Sony Ericsson Mobile Communications AB said demand for low-end and mid-range handsets called feature phones is shrinking as consumers shift to smartphones.
“The feature-phone market is collapsing much faster than I anticipated,” Chief Executive Officer Bert Nordberg said in a phone interview. The drop in western Europe is "enormously big," he said.
The mobile-phone venture of Sony Corp. (6758) and Ericsson AB today reported its first loss in six quarters. Sony Ericsson’s efforts to renew its portfolio with new models were slowed due to component shortages following the Japanese earthquake and tsunami in March.
Sony Ericsson aims to return to profit in the next two quarters, the CEO said, adding he expects “modest industry growth,” led by smartphones.
“It’s a two-tier market,” Tero Kuittinen, an analyst at Greenwich, Connecticut-based MKM Partners, said in an interview July 13. “Lower-income families in Europe have stopped upgrading phones, have stopped spending, while affluent people are still buying and upgrading smartphones.”
The loss of 50 million euros ($71 million) in the second quarter compares with profit of 12 million euros a year earlier, the London-based company said in a statement. The average estimate of 17 analysts surveyed by Bloomberg was for profit of 7.1 million euros.
Total revenue declined 32 percent to 1.19 billion euros, missing the 1.34 billion-euro average estimate from 21 analysts. The company shipped 7.6 million handsets, less than the 9.1 million expected by analysts. The average price fell to 156 euros from 160 euros a year earlier.
Nokia Oyj (NOK1V), the world’s largest maker of handsets by volume, said in May that it may report a loss in its main handset business due to tougher competition in both smartphones and feature phones. Nokia reports earnings on July 21.

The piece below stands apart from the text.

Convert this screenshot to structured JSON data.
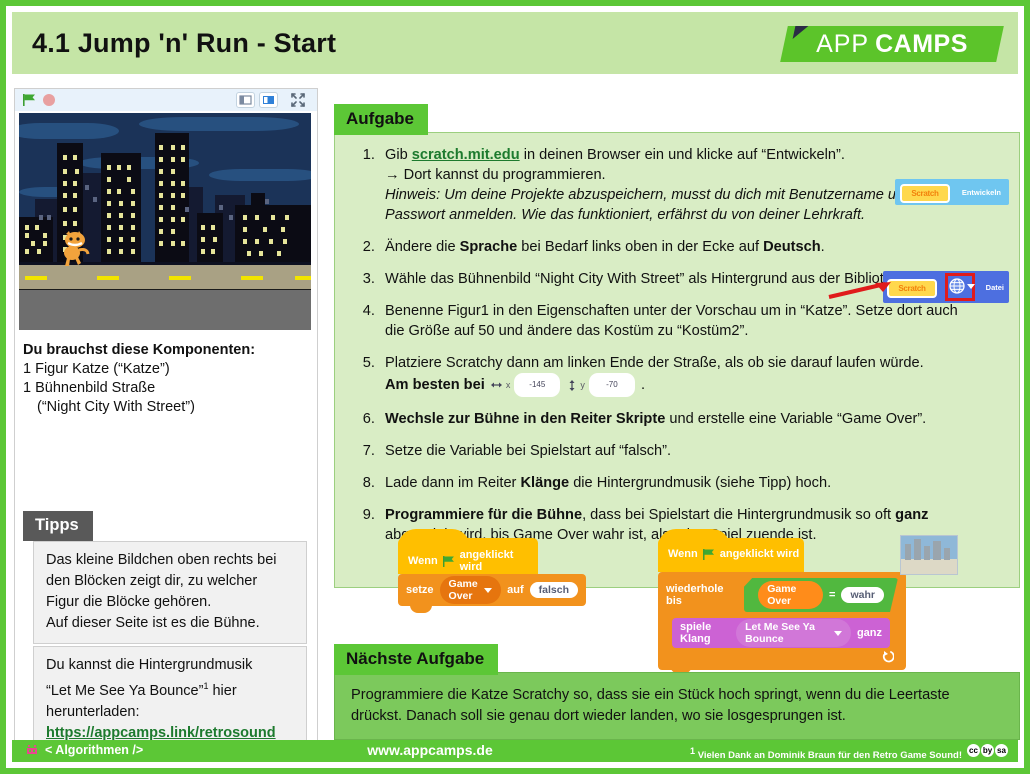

The earthquake cut about 1.5 million units from sales, Sony Ericsson estimated. That reduced revenue by about 400 million euros, Chief Financial Officer Bill Glaser said on a conference call.
The company’s phones use Sony technologies produced in northern Japan, such as camera sensors, displays and batteries, Nordberg said in the interview.
“The beginning of the quarter was a disaster for us and then it slowly got better toward the end of the quarter,” Nordberg said. Sony Ericsson had to redesign some products with different components because of shortages.
The number of phones Sony Ericsson sold with Google Inc.’s Android operating system more than doubled in the second quarter, the company said. The phone venture got 70 percent of its sales in the period from smartphones powered by Android, compared with 60 percent in the first quarter.
Sony Ericsson estimated its market share in Android smartphones at 11 percent in units and 11 percent in value for the quarter. Sony Ericsson still aims to expand its share of Android handsets to at least 25 percent, Nordberg said, without specifying a time frame.
During the quarter the company increased production of the Xperia Play, which has a slide-out Sony PlayStation keyboard. Sony Ericsson also announced an Xperia model for athletes that’s resistant to water and dust and has a wireless heart-rate monitor.
To contact the reporter on this story: Diana ben-Aaron in Helsinki at firstname.lastname@example.org